The Dow Jones and S&P 500 are about 7% and 8% below their all-time highs in January, respectively. The S&P 500 also had its worst weekly performance since the week ending March 20, 2020. That’s not all: The S&P 500 ended Friday below its 200-day moving average, indicating that investors are now less comfortable buying stocks at prices consistent with their longer term. -long-term trends.
Weakness in the stock market spread to other risky assets on Friday. WTI crude oil futures fell more than 2.5% to around $84 a barrel, prompting the
Energy Select Sector SPDR
Fund (XLE) down 2%. Cryptocurrencies also fell, with Bitcoin dropping 5.9% to below $39,000. The smaller Ether pair fell 8.6%.
As for oil, traders are bracing for a higher supply. As demand has surged – and the price has already risen nearly 30% since a low linked to Omicron in November – oil producers are building up inventories. Crude inventories rose 515,000 barrels last week, according to the Energy Information Administration. Gasoline inventories increased by 5.9 million barrels.
The decline in cryptocurrencies can mainly be attributed to Russia, where they are popular among citizens. The country is also a hub for mining, the process that generates new digital currency tokens. The Russian central bank has proposed banning crypto mining as part of a broader ban that includes preventing people from trading or transacting with the likes of Bitcoin.
Elsewhere, new earnings reports also reveal that inflation continues to drive up business costs, hurting their profit margins. It doesn’t exactly help the stock prices of companies that haven’t yet released a report. Several companies “cited higher costs as impacting profitability, compounding margin issues,” wrote Tom Essaye, founder of Sevens Report Research.
And although the results beat estimates, investors could demand even higher earnings than seen so far. The overall earnings result on the S&P 500 at the start of the fourth-quarter reporting season beat expectations by 5.9% on Friday morning, according to Credit Suisse. Well Fargo also reported that on Friday morning, the average trading day stock price reaction after earnings was a 0.3% increase.
Overseas, the pan-European Stoxx 600 fell 1.8% and Tokyo’s Nikkei 225 slipped 0.9%.
Here are five stocks moving on Friday:
(PTON) increased by 11.7%. Shares fell 24% on Thursday following reports that the company, which makes home workout equipment including bikes and treadmills, was halting production. The company’s CEO dismissed the report as false.

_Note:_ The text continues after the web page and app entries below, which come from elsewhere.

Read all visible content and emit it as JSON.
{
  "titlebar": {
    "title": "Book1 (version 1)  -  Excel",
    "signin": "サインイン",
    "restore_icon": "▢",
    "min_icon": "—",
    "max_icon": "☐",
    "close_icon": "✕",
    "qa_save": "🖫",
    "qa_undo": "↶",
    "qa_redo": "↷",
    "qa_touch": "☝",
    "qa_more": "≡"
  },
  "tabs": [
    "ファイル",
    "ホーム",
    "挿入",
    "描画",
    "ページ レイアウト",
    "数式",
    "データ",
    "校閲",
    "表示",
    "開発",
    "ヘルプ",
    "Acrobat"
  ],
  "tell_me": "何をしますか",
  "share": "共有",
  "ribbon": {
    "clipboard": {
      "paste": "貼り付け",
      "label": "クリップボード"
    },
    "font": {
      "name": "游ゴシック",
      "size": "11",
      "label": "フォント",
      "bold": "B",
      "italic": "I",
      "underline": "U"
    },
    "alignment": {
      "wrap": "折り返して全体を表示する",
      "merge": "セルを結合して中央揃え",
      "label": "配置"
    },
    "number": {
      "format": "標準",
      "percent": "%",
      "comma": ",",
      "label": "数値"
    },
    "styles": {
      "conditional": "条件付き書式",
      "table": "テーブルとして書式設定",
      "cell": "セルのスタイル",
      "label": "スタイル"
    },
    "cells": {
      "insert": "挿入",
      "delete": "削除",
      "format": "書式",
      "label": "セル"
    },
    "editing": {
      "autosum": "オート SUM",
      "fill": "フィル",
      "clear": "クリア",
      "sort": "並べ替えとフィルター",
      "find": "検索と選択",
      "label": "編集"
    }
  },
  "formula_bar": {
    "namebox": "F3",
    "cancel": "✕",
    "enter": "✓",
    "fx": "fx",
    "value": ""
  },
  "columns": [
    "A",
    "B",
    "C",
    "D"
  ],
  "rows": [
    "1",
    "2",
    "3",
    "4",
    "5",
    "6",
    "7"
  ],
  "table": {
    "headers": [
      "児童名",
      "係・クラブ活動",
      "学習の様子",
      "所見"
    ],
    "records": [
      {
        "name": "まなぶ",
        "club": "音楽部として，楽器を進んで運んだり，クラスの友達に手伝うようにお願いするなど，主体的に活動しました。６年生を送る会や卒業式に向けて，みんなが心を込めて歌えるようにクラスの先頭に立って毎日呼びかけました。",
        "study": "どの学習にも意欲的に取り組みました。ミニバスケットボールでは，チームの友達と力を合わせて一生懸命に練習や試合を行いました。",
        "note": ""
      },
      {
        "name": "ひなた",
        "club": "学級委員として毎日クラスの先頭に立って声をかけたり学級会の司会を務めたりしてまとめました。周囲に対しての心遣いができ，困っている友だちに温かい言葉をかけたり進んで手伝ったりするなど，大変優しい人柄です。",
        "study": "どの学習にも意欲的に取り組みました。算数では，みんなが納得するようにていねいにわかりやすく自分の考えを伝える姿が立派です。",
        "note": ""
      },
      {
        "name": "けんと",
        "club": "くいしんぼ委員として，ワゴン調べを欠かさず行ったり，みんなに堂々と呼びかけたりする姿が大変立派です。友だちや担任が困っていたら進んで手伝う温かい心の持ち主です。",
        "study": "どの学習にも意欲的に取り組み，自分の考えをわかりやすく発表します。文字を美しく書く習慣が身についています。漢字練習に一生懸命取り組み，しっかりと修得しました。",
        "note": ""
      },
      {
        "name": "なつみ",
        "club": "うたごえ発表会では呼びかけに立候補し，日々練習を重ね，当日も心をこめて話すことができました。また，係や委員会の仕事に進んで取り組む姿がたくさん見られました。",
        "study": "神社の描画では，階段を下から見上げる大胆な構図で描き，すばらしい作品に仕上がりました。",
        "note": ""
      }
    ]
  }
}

(CSX) fell 3.2% after the company reported earnings of 42 cents per share, beating estimates of 41 cents per share, on sales of $3.4 billion, above expectations for $3.3 billion. Higher costs were part of the equation, with labor and incidental costs up $115 million year-over-year. Fuel costs doubled to $282 million. These higher costs caused the company’s year-over-year operating profit margin to decline.
(PPG) fell 3.1% after the company reported earnings of $1.26 per share, beating estimates of $1.20 per share, on sales of $4.19 billion, over above expectations of $4 billion. Its raw material costs have increased by 30% year-on-year.
Knowledge base home
(KBH) fell 2.3% after being upgraded to buy from neutral at Seaport Research Partners.
(DVN) fell 5.2% after being downgraded to Neutral from Buy at Goldman Sachs.